(Melissa Rose Bernardo) It takes almost two acts and about an hour for director Sam Mendes' production of As You Like It — now at the Brooklyn Academy of Music through March 13 — to set the right tone. And though it's a comedy, the breakthrough moment comes courtesy of neither the play's cross-dressing antics nor its complex love triangles. Rather, it arrives when perma-pessimist Jaques (the divine Stephen Dillane) begins his famous monologue: ''All the world's a stage/ And all the men and women merely players.'' Though he's describing man's slow march toward death, Dillane couldn't be more dynamic.
Time Out New York C+
(David Cote) Would that the director and his ensemble had let the balmier clime buoy the pacing and performances. Rylance delivers a spunky Rosalind and Camargo is disarmingly earnest, but their wooing-school scenes are played rather too humorlessly and slow. Dillane’s drawling delivery, while dryly amusing, verges on self-indulgent. And despite shrewd direction and many pretty stage pictures, Mendes maintains too stately and somber a tone. You’d think he prefers the cold, gray time of year to hot, frisky months.
The Financial Times C-
(Brendan Lemon) He cites a passage from Ted Hughes, yoking the locations of As You Like It and The Tempest, which is the Bridge Project’s other production this year. Hughes says that “the Devil’s Island where Prospero now finds himself” was “what remained of the Forest of Arden after the holocaust of the tragedies”. Such a reading may make sense to theatre-goers watching the two plays in repertory, but for the rest of us the initial mire can seem a bit thick. Stephen Dillane, as Jacques, presides over the evening’s first half, his Eeyore-ish gloom joined to mordant line readings: his Dylan impersonation during one of the forest court’s infectious singalongs (marvellous music by Mark Bennett) detonated the largest laugh.
On Off Broadway C-
(Matt Windman) Severely out of place with everyone else is the typically excellent Thomas Sadoski, who is too high-strung and manic as Rosalind's clown Touchstone, desperately screaming his lines with a rough delivery.
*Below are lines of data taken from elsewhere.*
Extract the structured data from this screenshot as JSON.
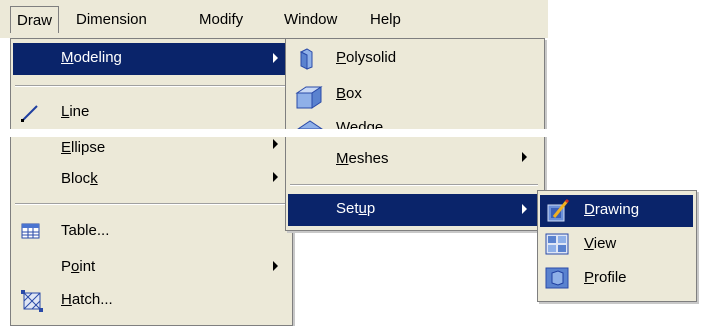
{
  "menubar": {
    "items": [
      {
        "key": "draw",
        "label": "Draw"
      },
      {
        "key": "dimension",
        "label": "Dimension"
      },
      {
        "key": "modify",
        "label": "Modify"
      },
      {
        "key": "window",
        "label": "Window"
      },
      {
        "key": "help",
        "label": "Help"
      }
    ]
  },
  "draw_menu": {
    "modeling": {
      "pre": "",
      "ul": "M",
      "post": "odeling"
    },
    "line": {
      "pre": "",
      "ul": "L",
      "post": "ine"
    },
    "ellipse": {
      "pre": "",
      "ul": "E",
      "post": "llipse"
    },
    "block": {
      "pre": "Bloc",
      "ul": "k",
      "post": ""
    },
    "table": {
      "pre": "",
      "ul": "",
      "post": "Table..."
    },
    "point": {
      "pre": "P",
      "ul": "o",
      "post": "int"
    },
    "hatch": {
      "pre": "",
      "ul": "H",
      "post": "atch..."
    }
  },
  "modeling_menu": {
    "polysolid": {
      "pre": "",
      "ul": "P",
      "post": "olysolid"
    },
    "box": {
      "pre": "",
      "ul": "B",
      "post": "ox"
    },
    "wedge": {
      "pre": "",
      "ul": "W",
      "post": "edge"
    },
    "meshes": {
      "pre": "",
      "ul": "M",
      "post": "eshes"
    },
    "setup": {
      "pre": "Set",
      "ul": "u",
      "post": "p"
    }
  },
  "setup_menu": {
    "drawing": {
      "pre": "",
      "ul": "D",
      "post": "rawing"
    },
    "view": {
      "pre": "",
      "ul": "V",
      "post": "iew"
    },
    "profile": {
      "pre": "",
      "ul": "P",
      "post": "rofile"
    }
  },
  "colors": {
    "menu_bg": "#ece9d8",
    "highlight": "#0a246a",
    "highlight_text": "#ffffff"
  },
  "icons": {
    "line": "line-icon",
    "table": "table-icon",
    "hatch": "hatch-icon",
    "polysolid": "polysolid-icon",
    "box": "box-icon",
    "wedge": "wedge-icon",
    "drawing": "drawing-icon",
    "view": "view-icon",
    "profile": "profile-icon"
  }
}
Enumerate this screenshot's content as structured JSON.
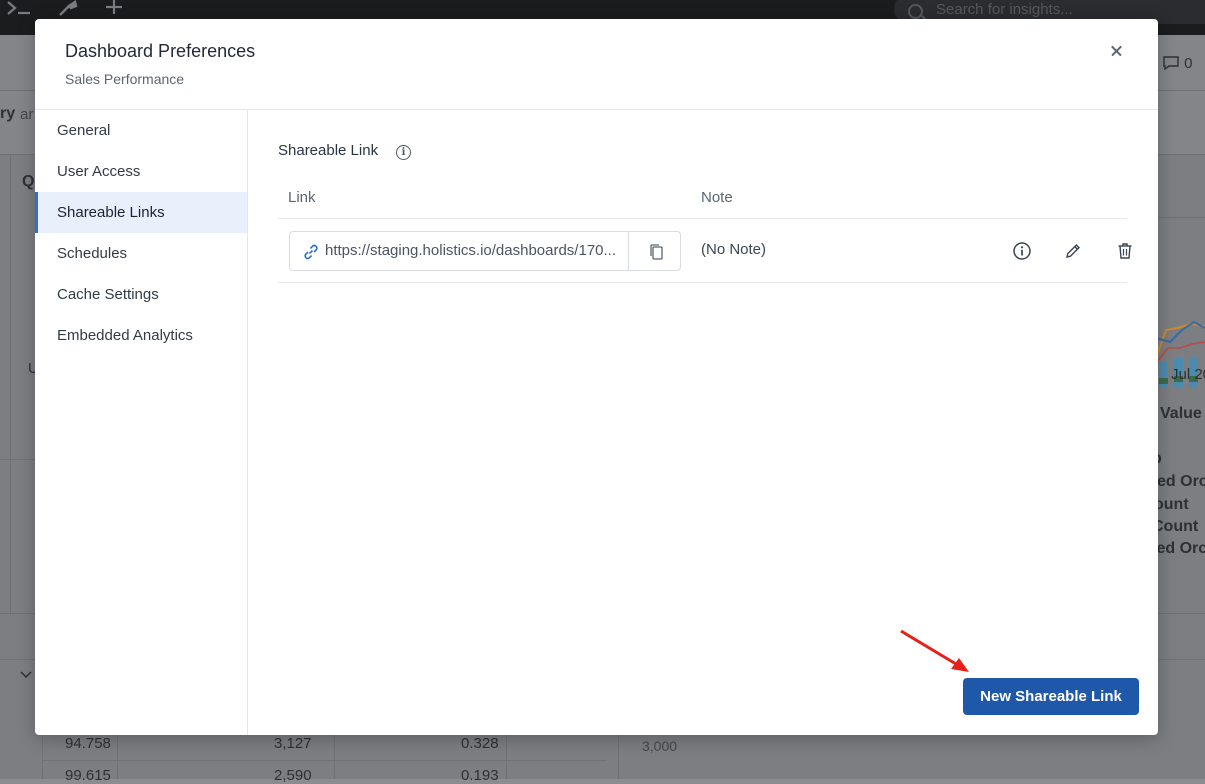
{
  "background": {
    "search_placeholder": "Search for insights...",
    "comment_count": "0",
    "texts": {
      "ry": "ry",
      "ar": "ar",
      "q": "Q",
      "u": "U",
      "jul": "Jul 20",
      "value": "Value",
      "p": "p",
      "ed_orc": "ed Orc",
      "ount": "ount",
      "count": "Count",
      "ed_orc2": "led Orc",
      "row1_a": "94.758",
      "row1_b": "3,127",
      "row1_c": "0.328",
      "row2_a": "99.615",
      "row2_b": "2,590",
      "row2_c": "0.193",
      "axis_3000": "3,000"
    }
  },
  "modal": {
    "title": "Dashboard Preferences",
    "subtitle": "Sales Performance",
    "sidebar": {
      "items": [
        {
          "label": "General"
        },
        {
          "label": "User Access"
        },
        {
          "label": "Shareable Links"
        },
        {
          "label": "Schedules"
        },
        {
          "label": "Cache Settings"
        },
        {
          "label": "Embedded Analytics"
        }
      ],
      "active_index": 2
    },
    "section_title": "Shareable Link",
    "table": {
      "headers": {
        "link": "Link",
        "note": "Note"
      },
      "rows": [
        {
          "link": "https://staging.holistics.io/dashboards/170...",
          "note": "(No Note)"
        }
      ]
    },
    "new_link_button": "New Shareable Link"
  },
  "colors": {
    "primary": "#1f58a8",
    "active_nav_bg": "#e8f0fc",
    "active_nav_border": "#2f6fd0",
    "annotation": "#e8201a"
  }
}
On the other hand, Stephen Dillane is so low-key as the melancholy Jacques, who delivers the "Seven Ages of Man" speech, that you hardly notice him. Let me stress that this is in no way a bad or even mediocre production. In fact, it's quite smart and occasionally engrossing. And I really look forward to checking out "The Tempest" next month. But at least for me, this "As You Like It" just never felt altogether dramatically convincing or emotionally moving.
(David Rooney) Imbalance of another kind also hobbles the production, calling into question the success of the Bridge Project's trans-Atlantic formation. Almost across the board, the British cast members are superior to their American colleagues; their characters are more robustly inhabited and their command of the language more easeful... Shortcomings among the minor players are more damaging, however, particularly Ashlie Atkinson's squawking country shrew, Phoebe, fishing for easy laughs with her contemporary finger-snapping attitude; Michelle Beck's dreary Celia; and Jenni Barber's shrill caricature as lusty wench Audrey, played like Britney Spears off her meds. Even the ever-reliable Alvin Epstein strays from the poignancy of his loyal old servant into cartoonland in his second role as the vicar Martext. The comic mugging, crass pantomime shtick and reveling rustics of act two almost make you long for a return of the earlier lugubriousness.
New York Post C
(Elisabeth Vincentelli) Prime among the Brits is Juliet Rylance. To say she does Rosalind justice is an understatement: We're only in January, but it's unlikely we'll see a more insightful, more luminous performance all year. She comes up with one irresistible grace note after another, whether bursting out in girlish excitement or teaching lessons in love with witty, confident poise... And then there's the home team, which seems completely befuddled by the characters, the language -- pretty much everything having to do with the show.
Backstage A 13; Observer A 13; Talkin' Broadway A 13; TheaterMania A 13; AP A 13; Lighting & Sound America A 13; The New York Times A- 12; The Daily News B+ 11; Bloomberg News B+ 11; EW B- 9; TONY C+ 8; The Financial Times C- 6; On Off Broadway C- 6; Variety D+ 5; New York Post C 5; TOTAL: 153/15 = 10.2 (B)